Provided entries:

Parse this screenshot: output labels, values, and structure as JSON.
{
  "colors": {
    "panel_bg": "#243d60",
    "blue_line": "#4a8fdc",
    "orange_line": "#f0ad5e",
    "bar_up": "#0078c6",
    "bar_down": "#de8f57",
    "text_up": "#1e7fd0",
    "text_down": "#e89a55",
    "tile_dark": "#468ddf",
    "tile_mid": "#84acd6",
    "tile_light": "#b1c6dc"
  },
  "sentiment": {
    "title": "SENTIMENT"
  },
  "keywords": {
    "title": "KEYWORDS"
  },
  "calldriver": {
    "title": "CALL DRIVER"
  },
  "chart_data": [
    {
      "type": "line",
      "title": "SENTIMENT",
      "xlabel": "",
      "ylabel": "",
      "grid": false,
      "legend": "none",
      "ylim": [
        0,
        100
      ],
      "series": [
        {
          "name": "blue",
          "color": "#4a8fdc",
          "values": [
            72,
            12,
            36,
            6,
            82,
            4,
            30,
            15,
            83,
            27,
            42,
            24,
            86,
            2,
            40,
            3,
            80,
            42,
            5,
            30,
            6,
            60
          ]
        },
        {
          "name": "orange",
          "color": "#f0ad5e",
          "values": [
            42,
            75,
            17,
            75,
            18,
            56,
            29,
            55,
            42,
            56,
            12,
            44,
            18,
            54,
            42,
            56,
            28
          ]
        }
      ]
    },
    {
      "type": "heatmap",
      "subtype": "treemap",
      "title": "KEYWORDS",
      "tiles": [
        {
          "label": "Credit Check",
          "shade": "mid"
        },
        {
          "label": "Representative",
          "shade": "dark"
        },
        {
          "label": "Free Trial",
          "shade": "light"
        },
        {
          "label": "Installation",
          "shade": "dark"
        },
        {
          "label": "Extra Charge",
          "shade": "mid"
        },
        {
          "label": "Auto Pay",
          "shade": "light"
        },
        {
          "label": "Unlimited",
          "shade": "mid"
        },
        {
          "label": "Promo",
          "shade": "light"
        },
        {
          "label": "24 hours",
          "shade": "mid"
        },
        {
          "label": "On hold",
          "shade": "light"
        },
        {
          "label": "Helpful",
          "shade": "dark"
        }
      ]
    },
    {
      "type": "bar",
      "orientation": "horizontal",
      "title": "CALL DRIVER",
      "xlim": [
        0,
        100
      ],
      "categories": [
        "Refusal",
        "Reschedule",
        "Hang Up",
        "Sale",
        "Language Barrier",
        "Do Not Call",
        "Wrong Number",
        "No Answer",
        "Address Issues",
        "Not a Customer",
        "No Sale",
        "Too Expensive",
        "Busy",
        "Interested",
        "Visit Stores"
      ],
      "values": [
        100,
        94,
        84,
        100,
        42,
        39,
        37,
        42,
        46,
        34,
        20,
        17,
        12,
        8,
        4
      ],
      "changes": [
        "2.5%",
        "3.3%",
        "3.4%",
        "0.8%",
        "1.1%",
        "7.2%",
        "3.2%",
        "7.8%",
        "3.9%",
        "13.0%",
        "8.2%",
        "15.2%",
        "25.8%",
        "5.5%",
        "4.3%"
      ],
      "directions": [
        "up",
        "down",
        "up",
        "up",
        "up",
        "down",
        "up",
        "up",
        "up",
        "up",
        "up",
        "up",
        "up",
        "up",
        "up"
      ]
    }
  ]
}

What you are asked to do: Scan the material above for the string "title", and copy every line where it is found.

Response for this exercise:
    "title": "SENTIMENT"
    "title": "KEYWORDS"
    "title": "CALL DRIVER"
      "title": "SENTIMENT",
      "title": "KEYWORDS",
      "title": "CALL DRIVER",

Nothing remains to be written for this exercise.